Naina Parmar shared the tale of Golden Mongoose
For SaMvitti Sharing Story SahityaMitra Naina Parmar shared a tale from the Mahabharata of Golden Mongoose with very young boys and girls of Aashadeep Centre of Mahavir International in Vadodara. The session was conducted by SaMvitti Foundation.
SahityaMitra Naina Parmar began the story where the eldest Pandav Yudhisthira became the King after the Mahabharata’s war ended. He attained the dominion of a vast empire by Ashwamegh Yagna and successfully started his reign. He often organized banquets for the poor and hungry people and used to feel proud by making such donation to the poor and the Brahmins.
Once after the banquet, Yudhisthira thought that is there any other person in the entire world who has donated like this? Lord Krishna understood what Yudhisthira was thinking about. Lord Krishna immediately created magic.
After all the guests left, there was a little more food in the dining room where the meal was taken. Lord Krishna, Yudhisthira and other members of the Palace were sitting in the balcony and they saw a mongoose at the place where the food was served. The mongoose was not normal, his half body was of gold. The mongoose seemed to act very strangely and Yudhisthira tried to understand the reason by talking with the mongoose. The mongoose then shared a story.
He shared that at the time of severe famine and terrible hunger, due to lack of food, life became difficult. The mongoose went to a poor Brahmin’s house in search of food. The wife of that Brahmin was preparing food and the mongoose was waiting in an intention of grabbing some left-overs.
The reality was that the family of the Brahmin was hungry since past few days. They tried very hard to get some food-grains by begging but weren’t able to, so the whole family was very hungry. One day the Brahmin could get a little wheat flour so he was very happy to think that he could feed his hungry family today.
After saying their prayers in the evening the Brahmin family set to take their meal. There were only four ‘chapattis’ so each member could get one ‘chapatti’ in their plate. They were about to start eating when a beggar came to the door.
He was also terribly hungry. It was a difficult situation for the Brahmin to decide because on one hand his family was hungry and on the other hand he had to follow his dharma. In Hindu dharma, ‘guests are God’. Brahmin gave his chapatti to that beggar. After eating the chapatti, the beggar still felt hungry and asked for more.

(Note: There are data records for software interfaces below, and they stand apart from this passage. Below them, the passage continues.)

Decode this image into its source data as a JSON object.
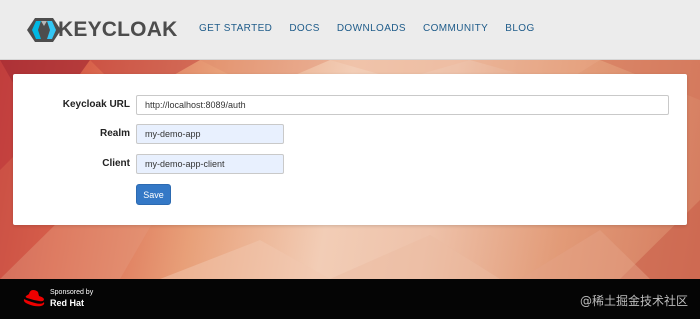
{
  "header": {
    "brand": "KEYCLOAK",
    "nav": [
      "GET STARTED",
      "DOCS",
      "DOWNLOADS",
      "COMMUNITY",
      "BLOG"
    ]
  },
  "form": {
    "url": {
      "label": "Keycloak URL",
      "value": "http://localhost:8089/auth"
    },
    "realm": {
      "label": "Realm",
      "value": "my-demo-app"
    },
    "client": {
      "label": "Client",
      "value": "my-demo-app-client"
    },
    "save_label": "Save"
  },
  "footer": {
    "sponsored_by": "Sponsored by",
    "sponsor_name": "Red Hat",
    "watermark": "@稀土掘金技术社区"
  },
  "colors": {
    "nav_link": "#1f5c8a",
    "button": "#3478c6",
    "input_autofill": "#e8f0fe",
    "redhat": "#ee0000"
  },
  "icons": {
    "logo": "keycloak-logo-icon",
    "sponsor": "redhat-hat-icon"
  }
}
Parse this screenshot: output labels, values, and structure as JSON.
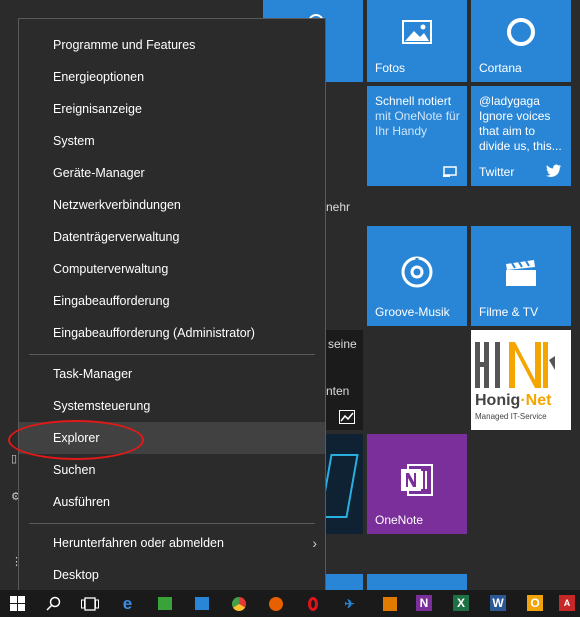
{
  "menu": {
    "items": [
      "Programme und Features",
      "Energieoptionen",
      "Ereignisanzeige",
      "System",
      "Geräte-Manager",
      "Netzwerkverbindungen",
      "Datenträgerverwaltung",
      "Computerverwaltung",
      "Eingabeaufforderung",
      "Eingabeaufforderung (Administrator)"
    ],
    "group2": [
      "Task-Manager",
      "Systemsteuerung",
      "Explorer",
      "Suchen",
      "Ausführen"
    ],
    "group3": [
      "Herunterfahren oder abmelden",
      "Desktop"
    ],
    "highlighted": "Explorer"
  },
  "tiles": {
    "fotos": "Fotos",
    "cortana": "Cortana",
    "onenote_note_title": "Schnell notiert",
    "onenote_note_body": "mit OneNote für Ihr Handy",
    "twitter_body": "@ladygaga Ignore voices that aim to divide us, this...",
    "twitter": "Twitter",
    "groove": "Groove-Musik",
    "filme": "Filme & TV",
    "onenote": "OneNote",
    "honig_brand_1": "Honig",
    "honig_brand_2": "Net",
    "honig_sub": "Managed IT-Service"
  },
  "behind": {
    "mehr": "nehr",
    "seine": "seine",
    "nten": "nten"
  },
  "colors": {
    "tile_blue": "#2986d6",
    "tile_purple": "#7b2f9b",
    "menu_bg": "#2b2b2b",
    "highlight": "#414141",
    "annotation_red": "#e11919"
  },
  "taskbar_icons": [
    "windows-start-icon",
    "search-icon",
    "task-view-icon",
    "edge-icon",
    "store-icon",
    "photos-icon",
    "chrome-icon",
    "firefox-icon",
    "opera-icon",
    "app-icon",
    "app2-icon",
    "onenote-icon",
    "excel-icon",
    "word-icon",
    "outlook-icon",
    "pdf-icon"
  ]
}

So the Brahmin’s wife too gave her chapatti thinking that it was her duty to follow her husband’s suit. The beggar was still hungry and asked for more food. The Brahmin’s son gave away his chapatti and then his daughter-in-law also then gave away her chapatti. This was the final test of the family.

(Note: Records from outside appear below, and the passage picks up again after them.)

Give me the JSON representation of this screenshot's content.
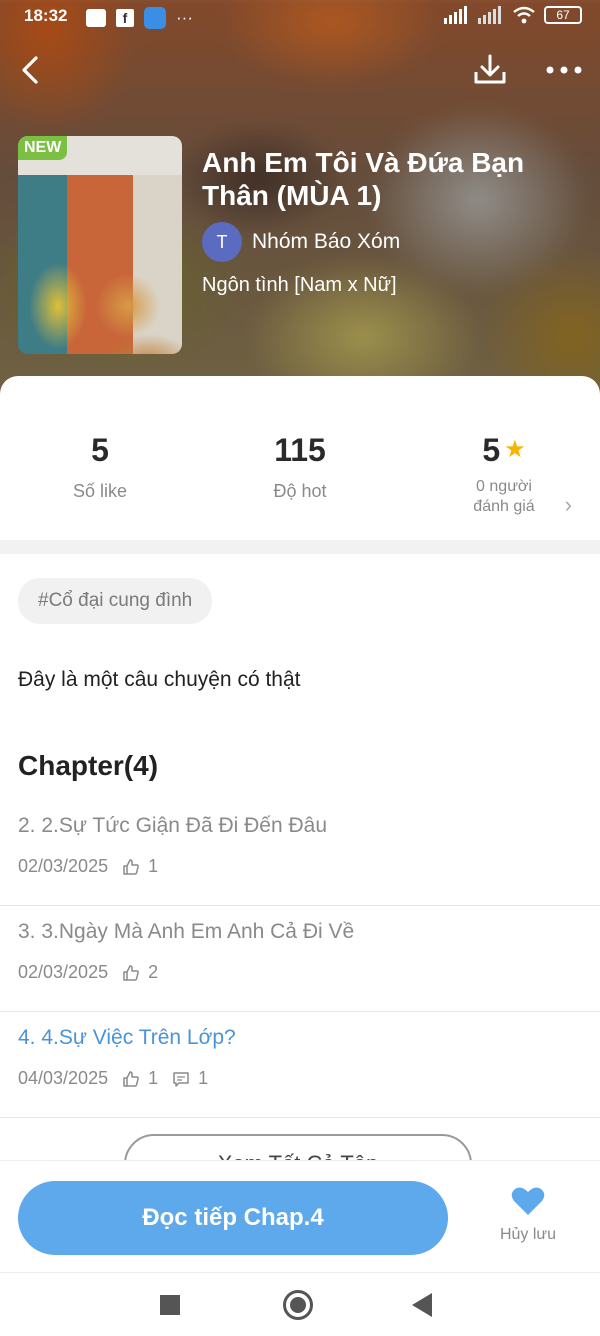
{
  "status_bar": {
    "time": "18:32",
    "more": "···",
    "battery": "67"
  },
  "header": {
    "badge": "NEW",
    "title": "Anh Em Tôi Và Đứa Bạn Thân (MÙA 1)",
    "author_initial": "T",
    "author_name": "Nhóm Báo Xóm",
    "genre": "Ngôn tình [Nam x Nữ]"
  },
  "stats": {
    "likes_value": "5",
    "likes_label": "Số like",
    "hot_value": "115",
    "hot_label": "Độ hot",
    "rating_value": "5",
    "rating_label_line1": "0 người",
    "rating_label_line2": "đánh giá"
  },
  "tag": "#Cổ đại cung đình",
  "description": "Đây là một câu chuyện có thật",
  "chapters_heading": "Chapter(4)",
  "chapters": [
    {
      "title": "2. 2.Sự Tức Giận Đã Đi Đến Đâu",
      "date": "02/03/2025",
      "likes": "1"
    },
    {
      "title": "3. 3.Ngày Mà Anh Em Anh Cả Đi Về",
      "date": "02/03/2025",
      "likes": "2"
    },
    {
      "title": "4. 4.Sự Việc Trên Lớp?",
      "date": "04/03/2025",
      "likes": "1",
      "comments": "1"
    }
  ],
  "see_all_label": "Xem Tất Cả Tập",
  "actions": {
    "continue_label": "Đọc tiếp Chap.4",
    "favorite_label": "Hủy lưu"
  },
  "colors": {
    "accent": "#5ea8ec",
    "active_chapter": "#4a94d6",
    "new_badge": "#7bc043",
    "star": "#f5b400"
  }
}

After eating all the chapattis, the beggar’s hunger was satisfied but all four members of the Brahmin’s family died because of hunger. The mongoose on seeing this turn of events got perplexed, but as he too was dying of hunger went to the kitchen to eat a little wheat flour that was left. The moment he touched that flour, some part of his body turned into gold. That was a miracle for the mongoose and he was waiting to see that miracle again. He tried many times at many places to have that miracle again but without success.
Today, he felt that his wait will be over as he was going to the ‘yagna’ by Yudhisthira but it did not happen like that. The mongoose felt sad. From this incident Yudhisthira understood that the donation of the Brahmin family was bigger than his donation. Yudhisthira is donating because he has a wealth of treasure and gave a small part of it in donation but the Brahmin family gave all that they had which took their lives too.
At the end of the session, the participants expressed their understanding about sharing, and mentioned about the positive habits they need to have in their lives. They agreed to respect and serve nicely to each one who came across in their lives and also do the same with the guests at home. They also understood that to fight with their siblings will not strengthen their relation with them. Three of the participants had written about the last story and submitted it to SaMvitti’s coordinator.
Naina Parmar said “I felt that by seeping among children the story of ancient myths, children can be more educated and cultured. Children can learn the spirit of hospitality and develop their capabilities with these stories. I felt satisfied that the children could learn the power of conviction from the story of Pandavas.”
One of the participant Shital Mahlvi said “I liked the story. I learnt that we should not fight with our siblings and live with unity. I knew that Lord Krishna and Arjuna are the characters from Mahabharata but did not know the story ‘golden mongoose’ is also included in Mahabharata.”